editorialEven before supertyphoon Yolanda (Haiyan) struck the Philippines, badly damaging the archipelago’s eastern board and through parts of the Visayan region, incidents of natural catastrophes of unprecedented devastation have already flooded the media and news portals. The outrageous destruction that appalled humanity faulting themselves for the onset of the atmospheric phenomenon called climate change, constantly nagged them with guilt.
With the massive information technologies utilized by various agencies involved in weather and environment studies and policy-making, the public knowledge of now of knowledge that the typhoon path pattern shifts permanently. Sty Yolanda hit the Visayas while the usual typhoon path would either hit the south or the extreme north of the archipelago. A megastorm at that, and though storm surge is not at all a new phenomenon, sty Yolanda was an eye-opener – a foreboding that it is the kind of catastrophe that the world should brace for in the coming years.
The United Nations’ report on climate change advancing a “grim climate forecast for Southeast Asia” is a call on the local government units to improve adaptation and mitigation efforts facing the great challenge that the massive destruction of sty Yolanda had caused to lives and properties in affected areas. The national government, is equally egged on to heed the demand for it to take on the lead in this adaptation plan by allocating funds for the People’s Survival Fund that will finance the adaptation plans of the LGUs.
Aksyon Klima Pilipinas, Greenpeace and Oxfam, at a press conference, expressed concern over the scenarios cited likewise in the Intergovernmental Panel on Climate Change’s (IPCC) Working Group II Report on Impacts, Vulnerability and Adaptation.
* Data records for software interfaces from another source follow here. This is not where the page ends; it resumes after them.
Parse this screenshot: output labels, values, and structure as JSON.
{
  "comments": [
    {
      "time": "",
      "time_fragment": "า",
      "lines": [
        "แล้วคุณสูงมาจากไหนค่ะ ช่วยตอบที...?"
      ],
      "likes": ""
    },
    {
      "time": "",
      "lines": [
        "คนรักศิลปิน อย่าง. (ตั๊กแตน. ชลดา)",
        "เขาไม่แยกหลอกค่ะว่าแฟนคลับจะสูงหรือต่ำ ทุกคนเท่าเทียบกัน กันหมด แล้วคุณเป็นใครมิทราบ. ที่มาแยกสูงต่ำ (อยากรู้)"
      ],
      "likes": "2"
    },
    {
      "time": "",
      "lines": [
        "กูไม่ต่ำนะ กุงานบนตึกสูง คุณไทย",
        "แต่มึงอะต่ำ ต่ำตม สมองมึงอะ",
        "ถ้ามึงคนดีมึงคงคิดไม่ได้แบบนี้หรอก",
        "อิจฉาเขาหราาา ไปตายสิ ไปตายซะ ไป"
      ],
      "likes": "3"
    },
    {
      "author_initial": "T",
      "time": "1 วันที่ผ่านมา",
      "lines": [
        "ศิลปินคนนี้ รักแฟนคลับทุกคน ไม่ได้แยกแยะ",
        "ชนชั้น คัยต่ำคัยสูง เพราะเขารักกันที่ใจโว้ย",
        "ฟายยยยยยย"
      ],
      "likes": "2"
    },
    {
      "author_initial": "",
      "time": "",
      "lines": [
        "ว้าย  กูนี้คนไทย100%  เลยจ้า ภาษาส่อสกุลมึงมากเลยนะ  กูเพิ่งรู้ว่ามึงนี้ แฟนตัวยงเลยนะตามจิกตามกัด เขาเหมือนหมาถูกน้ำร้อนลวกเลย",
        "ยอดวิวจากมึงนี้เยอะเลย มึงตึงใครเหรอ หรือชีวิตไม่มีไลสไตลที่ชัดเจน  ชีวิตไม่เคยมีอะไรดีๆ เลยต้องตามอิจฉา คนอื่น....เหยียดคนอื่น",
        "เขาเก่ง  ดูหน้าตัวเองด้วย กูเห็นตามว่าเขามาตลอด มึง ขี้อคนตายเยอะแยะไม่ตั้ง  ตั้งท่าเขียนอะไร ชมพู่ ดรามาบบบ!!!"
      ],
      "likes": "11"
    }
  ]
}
They are on in pushing the Aquino administration to initiate more tangible measures to guarantee the people’s survivability, with the Philippines as a highly vulnerable country, where “extreme weather events” have now become the new normal, and we need to take concrete measures to literally survive,”
While it may be true that the national government has started to muscle out it rhetoric to a commitment in the global concern on climate change by having its own law, the same remained is yet not operational as the implementing rules and regulations have yet to be signed by the President, programmed funds have yet to be allocated, and the PSF Board yet to be convened.
Incorporating climate change adaptability efforts, bracing for the new normal weather condition across the globe, could in the meantime be commenced at the local level through the disaster risk reduction plans. It is about time that LGUs give significant focus on this stance, like other developed and developing countries do.